Acknowledge healing any form of brain injury and nervous system injury takes time. Choose to stop comparing what life was like before Electrical Injury and what it’s like now. Choose to only ever compare today to yesterday.

15. Find a neurologist who specializes in seizure disorders

They’re more likely to recognize that seizures can potentially cause lasting neurological problems that cannot be seen on a brain scan which can be best supported with comprehensive assessments and rehabilitation as indicated.

16. Assessments to Request

From your GP, request a comprehensive balance, vestibular, and motor assessment from physical therapy and occupational therapy. Request a comprehensive brain injury assessment through a speech pathologist familiar with a cognitive communication disorder.

17. Find a Neuro-Optometric rehabilitation specialist

They are formally trained in assessing for brain injury by examining how the brain is processing the visual stimulus. Improving visual processing can enhance memory. They can also assess whether ocular muscle weakness from EI to the head is contributing to headaches and provide appropriate visual rehabilitation. (NORAvisionrehab.org)

Final Thoughts

Most of the things listed above are low-cost (with the exception of rehabilitation interventions and ionic air filters).

The game changer for me was finding a neurologist who specialized in seizures and having a GP willing to refer me to be formally assessed for brain injury by a Physical therapist, Occupational Therapist, speech therapist, and vision rehabilitation specialist.

With all their reports detailing my injuries and functional limitations, I qualified for disability which then paid for my rehabilitation.

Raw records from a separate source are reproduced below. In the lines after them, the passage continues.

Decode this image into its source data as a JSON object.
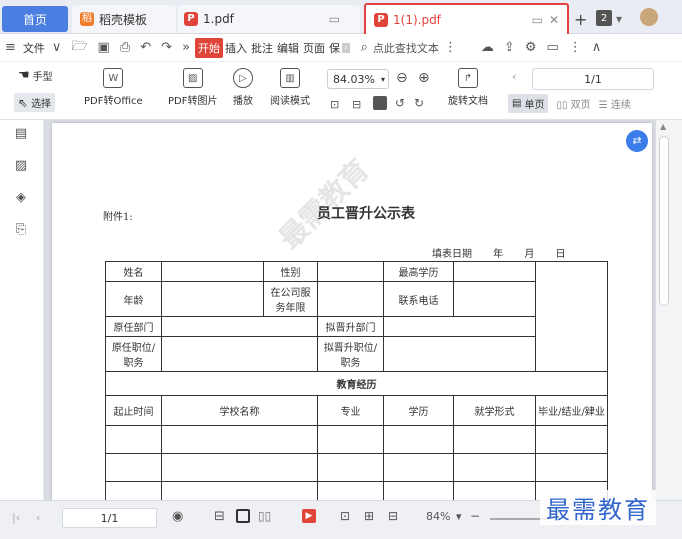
{
  "tabs": {
    "home": "首页",
    "template": "稻壳模板",
    "pdf1": "1.pdf",
    "pdf2": "1(1).pdf",
    "badge": "2"
  },
  "menu": {
    "file": "文件",
    "start": "开始",
    "insert": "插入",
    "annotate": "批注",
    "edit": "编辑",
    "page": "页面",
    "protect": "保",
    "search": "点此查找文本"
  },
  "toolbar": {
    "hand": "手型",
    "select": "选择",
    "pdf_to_office": "PDF转Office",
    "pdf_to_image": "PDF转图片",
    "play": "播放",
    "read_mode": "阅读模式",
    "zoom": "84.03%",
    "rotate": "旋转文档",
    "page": "1/1",
    "single": "单页",
    "double": "双页",
    "continuous": "连续"
  },
  "document": {
    "attachment": "附件1:",
    "title": "员工晋升公示表",
    "date_line": "填表日期 年 月 日",
    "name": "姓名",
    "gender": "性别",
    "education_level": "最高学历",
    "age": "年龄",
    "tenure": "在公司服务年限",
    "phone": "联系电话",
    "orig_dept": "原任部门",
    "new_dept": "拟晋升部门",
    "orig_pos": "原任职位/职务",
    "new_pos": "拟晋升职位/职务",
    "edu_history": "教育经历",
    "period": "起止时间",
    "school": "学校名称",
    "major": "专业",
    "degree": "学历",
    "study_form": "就学形式",
    "graduation": "毕业/结业/肄业"
  },
  "status": {
    "page": "1/1",
    "zoom": "84%"
  },
  "brand": "最需教育"
}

I really cannot over-emphasize how much these 17 things have helped improve my quality of life. I’ve gathered these tools over the course of years. This isn’t a definitive list, nor is it a checklist of things you must do in order to feel better after treatment. Think of it just as a brainstorming session to consider discussing with your medical professionals. Remember, it’s important to discuss changes to diet and supplements with your doctor before beginning any interventions.

Hopefully, these ideas can help you brainstorm other possible interventions to help improve the quality of life after ECT. You might come up with something that helps that my doctors or I have never considered! I’d love to learn from you! 

There is Life after ECT, and there is hope for life after ECT. The darkest hour is just before dawn. Hold on. The light will come. 


Sarah P. Hancock

Sarah Price Hancock, MS, CRC, lived for nearly two decades misdiagnosed with severe "treatment resistant" mental illness. She was given 116 bilateral ECT treatments and now lives with Delayed Electrical Injury's Myoneuroal Disorder. Sarah holds a Master’s in Rehabilitation Counseling and taught for four years in San Diego State University’s Rehabilitation Counseling program. She is the Co-Founder and Trustee of the Ionic Injury Foundation. She also hosts The Emotional Self-Reliance Podcast and guest lectures on psychiatric recovery.